Quartz — China is on a mission to modernize African farming and find new markets for its own companies
Here, at the China-Rwanda ATDC, Chinese agronomists teach local farmers the hidden benefits of mushrooms. They grow quickly, even in bad soil, and don't take a lot of room. They pack in protein and other nutrients. At the end of five days of training, the students take a cooking class where they learn how to make things like a salad of mushroom paired with carrots and cucumber, or how to stew mushrooms in tea.
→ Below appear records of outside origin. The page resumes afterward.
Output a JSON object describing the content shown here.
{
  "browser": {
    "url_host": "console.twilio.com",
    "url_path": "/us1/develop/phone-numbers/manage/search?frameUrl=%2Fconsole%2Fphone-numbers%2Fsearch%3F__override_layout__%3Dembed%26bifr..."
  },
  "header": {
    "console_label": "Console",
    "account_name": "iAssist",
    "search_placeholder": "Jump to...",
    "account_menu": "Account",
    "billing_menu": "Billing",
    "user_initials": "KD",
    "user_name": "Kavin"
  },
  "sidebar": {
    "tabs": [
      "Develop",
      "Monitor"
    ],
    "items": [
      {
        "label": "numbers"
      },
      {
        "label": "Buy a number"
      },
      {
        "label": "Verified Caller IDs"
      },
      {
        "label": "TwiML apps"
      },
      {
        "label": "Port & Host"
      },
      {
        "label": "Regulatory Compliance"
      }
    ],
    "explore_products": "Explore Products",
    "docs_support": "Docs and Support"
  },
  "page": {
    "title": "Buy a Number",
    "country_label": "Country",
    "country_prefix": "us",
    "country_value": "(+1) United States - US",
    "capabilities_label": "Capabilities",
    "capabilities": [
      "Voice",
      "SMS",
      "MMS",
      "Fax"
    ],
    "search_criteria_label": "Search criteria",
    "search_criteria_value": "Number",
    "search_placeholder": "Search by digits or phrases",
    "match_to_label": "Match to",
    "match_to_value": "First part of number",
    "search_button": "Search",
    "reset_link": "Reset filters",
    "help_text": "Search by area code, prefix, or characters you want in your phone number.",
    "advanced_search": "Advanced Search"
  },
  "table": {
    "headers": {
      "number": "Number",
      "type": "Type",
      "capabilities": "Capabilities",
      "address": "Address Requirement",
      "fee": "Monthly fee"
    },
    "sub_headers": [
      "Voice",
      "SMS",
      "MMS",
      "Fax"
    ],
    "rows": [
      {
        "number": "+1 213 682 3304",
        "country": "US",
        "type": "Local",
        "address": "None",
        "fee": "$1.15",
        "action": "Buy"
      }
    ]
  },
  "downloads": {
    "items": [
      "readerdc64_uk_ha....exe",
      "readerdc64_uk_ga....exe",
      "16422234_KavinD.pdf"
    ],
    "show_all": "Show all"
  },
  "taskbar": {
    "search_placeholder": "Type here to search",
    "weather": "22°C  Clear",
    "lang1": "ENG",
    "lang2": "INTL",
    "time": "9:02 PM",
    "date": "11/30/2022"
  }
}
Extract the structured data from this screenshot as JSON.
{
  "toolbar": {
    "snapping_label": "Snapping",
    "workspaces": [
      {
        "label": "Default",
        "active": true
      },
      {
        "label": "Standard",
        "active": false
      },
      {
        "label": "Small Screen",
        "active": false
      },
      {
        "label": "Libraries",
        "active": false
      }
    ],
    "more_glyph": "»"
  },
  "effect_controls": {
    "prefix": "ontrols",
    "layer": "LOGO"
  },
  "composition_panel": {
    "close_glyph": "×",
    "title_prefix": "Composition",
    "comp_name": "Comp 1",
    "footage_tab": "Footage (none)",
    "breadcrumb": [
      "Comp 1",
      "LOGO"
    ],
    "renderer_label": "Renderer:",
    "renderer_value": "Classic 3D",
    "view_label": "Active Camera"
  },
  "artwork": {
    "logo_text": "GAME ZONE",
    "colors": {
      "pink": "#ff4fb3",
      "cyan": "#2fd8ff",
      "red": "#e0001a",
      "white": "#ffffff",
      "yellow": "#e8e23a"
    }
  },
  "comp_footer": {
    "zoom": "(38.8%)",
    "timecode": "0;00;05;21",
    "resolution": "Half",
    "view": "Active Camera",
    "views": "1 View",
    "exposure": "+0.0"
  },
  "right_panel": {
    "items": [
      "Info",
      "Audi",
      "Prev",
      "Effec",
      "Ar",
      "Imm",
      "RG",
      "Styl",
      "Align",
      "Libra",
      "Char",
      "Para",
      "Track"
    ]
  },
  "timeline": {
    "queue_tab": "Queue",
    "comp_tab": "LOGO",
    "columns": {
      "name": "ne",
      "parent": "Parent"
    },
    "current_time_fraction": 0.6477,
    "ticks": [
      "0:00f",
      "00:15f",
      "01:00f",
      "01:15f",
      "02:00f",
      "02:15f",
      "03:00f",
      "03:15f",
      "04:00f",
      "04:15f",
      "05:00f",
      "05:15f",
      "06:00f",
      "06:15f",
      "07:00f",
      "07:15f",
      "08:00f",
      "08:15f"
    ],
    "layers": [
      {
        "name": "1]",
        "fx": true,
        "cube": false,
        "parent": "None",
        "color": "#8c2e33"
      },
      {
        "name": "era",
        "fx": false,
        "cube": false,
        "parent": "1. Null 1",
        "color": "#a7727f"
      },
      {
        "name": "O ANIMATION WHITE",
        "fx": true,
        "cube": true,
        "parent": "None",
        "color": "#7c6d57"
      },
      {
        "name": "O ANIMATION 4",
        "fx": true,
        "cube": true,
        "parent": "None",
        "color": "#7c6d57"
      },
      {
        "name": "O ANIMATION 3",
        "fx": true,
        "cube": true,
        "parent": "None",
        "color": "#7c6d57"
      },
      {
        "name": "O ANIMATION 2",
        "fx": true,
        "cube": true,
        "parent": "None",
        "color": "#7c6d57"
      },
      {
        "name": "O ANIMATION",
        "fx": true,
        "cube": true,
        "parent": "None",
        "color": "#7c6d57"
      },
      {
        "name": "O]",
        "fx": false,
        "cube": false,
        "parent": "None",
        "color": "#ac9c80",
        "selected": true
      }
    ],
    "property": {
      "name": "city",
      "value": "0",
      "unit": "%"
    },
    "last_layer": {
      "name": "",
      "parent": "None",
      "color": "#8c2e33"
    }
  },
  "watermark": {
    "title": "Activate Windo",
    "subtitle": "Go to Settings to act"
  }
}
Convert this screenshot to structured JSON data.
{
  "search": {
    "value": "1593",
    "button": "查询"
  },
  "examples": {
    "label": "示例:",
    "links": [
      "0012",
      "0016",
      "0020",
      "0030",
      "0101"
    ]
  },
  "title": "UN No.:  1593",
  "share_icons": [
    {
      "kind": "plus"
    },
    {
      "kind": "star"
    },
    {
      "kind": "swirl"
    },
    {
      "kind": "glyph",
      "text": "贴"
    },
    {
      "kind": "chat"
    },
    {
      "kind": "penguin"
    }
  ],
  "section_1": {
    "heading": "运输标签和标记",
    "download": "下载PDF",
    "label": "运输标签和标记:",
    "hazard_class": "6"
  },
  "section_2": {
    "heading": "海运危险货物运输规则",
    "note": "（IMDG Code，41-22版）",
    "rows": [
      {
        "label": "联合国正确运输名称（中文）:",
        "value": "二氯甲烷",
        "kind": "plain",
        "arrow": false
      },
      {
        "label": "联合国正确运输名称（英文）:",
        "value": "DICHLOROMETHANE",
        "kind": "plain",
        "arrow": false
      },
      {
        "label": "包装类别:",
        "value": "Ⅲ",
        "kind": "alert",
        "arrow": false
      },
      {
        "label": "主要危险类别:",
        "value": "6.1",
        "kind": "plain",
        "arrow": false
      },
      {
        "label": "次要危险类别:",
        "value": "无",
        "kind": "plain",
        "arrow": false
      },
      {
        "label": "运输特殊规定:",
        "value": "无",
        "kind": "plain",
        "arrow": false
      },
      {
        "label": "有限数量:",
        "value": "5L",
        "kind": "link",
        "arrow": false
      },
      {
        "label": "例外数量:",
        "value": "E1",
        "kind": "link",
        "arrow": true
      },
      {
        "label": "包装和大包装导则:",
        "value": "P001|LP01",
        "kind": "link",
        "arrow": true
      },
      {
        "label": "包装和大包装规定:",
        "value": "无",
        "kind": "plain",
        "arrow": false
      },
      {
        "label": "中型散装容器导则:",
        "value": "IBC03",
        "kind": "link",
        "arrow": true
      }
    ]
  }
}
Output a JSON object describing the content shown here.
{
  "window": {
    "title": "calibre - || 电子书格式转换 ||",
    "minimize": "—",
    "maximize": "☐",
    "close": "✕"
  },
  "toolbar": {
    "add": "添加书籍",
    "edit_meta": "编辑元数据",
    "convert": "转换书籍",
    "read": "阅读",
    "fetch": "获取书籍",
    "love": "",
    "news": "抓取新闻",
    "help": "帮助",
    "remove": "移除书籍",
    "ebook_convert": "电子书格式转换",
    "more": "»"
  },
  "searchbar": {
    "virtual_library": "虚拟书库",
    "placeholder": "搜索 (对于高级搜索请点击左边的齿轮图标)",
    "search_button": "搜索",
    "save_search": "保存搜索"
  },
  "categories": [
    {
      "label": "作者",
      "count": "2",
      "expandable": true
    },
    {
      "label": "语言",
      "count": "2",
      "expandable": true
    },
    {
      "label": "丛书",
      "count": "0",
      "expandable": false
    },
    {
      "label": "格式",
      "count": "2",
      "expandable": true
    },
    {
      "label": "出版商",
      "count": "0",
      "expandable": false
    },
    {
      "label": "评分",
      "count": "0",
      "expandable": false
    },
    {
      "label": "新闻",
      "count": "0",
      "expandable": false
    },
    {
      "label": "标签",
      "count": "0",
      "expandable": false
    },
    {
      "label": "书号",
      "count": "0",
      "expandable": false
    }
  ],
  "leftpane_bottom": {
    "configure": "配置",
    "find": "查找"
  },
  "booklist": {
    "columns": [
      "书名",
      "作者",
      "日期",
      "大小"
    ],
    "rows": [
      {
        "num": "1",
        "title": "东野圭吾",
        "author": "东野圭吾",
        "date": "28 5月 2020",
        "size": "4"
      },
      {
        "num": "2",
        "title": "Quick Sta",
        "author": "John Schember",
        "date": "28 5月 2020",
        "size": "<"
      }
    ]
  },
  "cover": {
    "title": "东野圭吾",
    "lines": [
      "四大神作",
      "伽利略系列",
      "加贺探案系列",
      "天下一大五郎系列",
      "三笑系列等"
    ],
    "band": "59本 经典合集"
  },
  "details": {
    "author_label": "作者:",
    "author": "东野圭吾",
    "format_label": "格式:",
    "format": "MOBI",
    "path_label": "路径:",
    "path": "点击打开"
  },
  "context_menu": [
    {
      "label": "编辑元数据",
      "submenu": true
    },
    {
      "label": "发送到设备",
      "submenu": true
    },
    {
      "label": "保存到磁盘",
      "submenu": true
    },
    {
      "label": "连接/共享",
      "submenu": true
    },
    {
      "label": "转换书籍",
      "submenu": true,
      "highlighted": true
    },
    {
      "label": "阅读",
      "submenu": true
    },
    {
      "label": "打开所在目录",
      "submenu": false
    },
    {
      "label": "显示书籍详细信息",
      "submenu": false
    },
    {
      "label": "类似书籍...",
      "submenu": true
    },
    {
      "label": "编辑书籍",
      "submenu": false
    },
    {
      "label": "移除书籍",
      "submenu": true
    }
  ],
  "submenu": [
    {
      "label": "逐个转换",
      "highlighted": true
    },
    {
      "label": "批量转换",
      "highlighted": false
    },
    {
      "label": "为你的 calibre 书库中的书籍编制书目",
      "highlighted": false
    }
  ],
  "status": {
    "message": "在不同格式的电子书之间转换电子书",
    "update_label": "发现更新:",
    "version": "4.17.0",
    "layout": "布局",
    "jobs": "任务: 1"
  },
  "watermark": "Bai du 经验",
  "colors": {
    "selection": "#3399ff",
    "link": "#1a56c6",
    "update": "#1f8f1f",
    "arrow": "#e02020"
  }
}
Chinese “aid” is a lightning rod for criticism. Policy-makers, journalists, and public intellectuals claim that Beijing uses its largesse to cement alliances with political leaders, secure access to natural resources, and create exclusive commercial opportunities for Chinese firms—all at the expense of citizens living in developing countries. We argue that much of the controversy about Chinese “aid” stems from a failure to distinguish between China's Official Development Assistance (ODA) and more commercially oriented sources and types of state financing. Using a new database on China's official financing commitments to Africa from 2000 to 2013, we find that the allocation of Chinese ODA is driven primarily by foreign policy considerations, while economic interests better explain the distribution of less concessional flows. These results highlight the need for better measures of an increasingly diverse set of non-Western financial activities.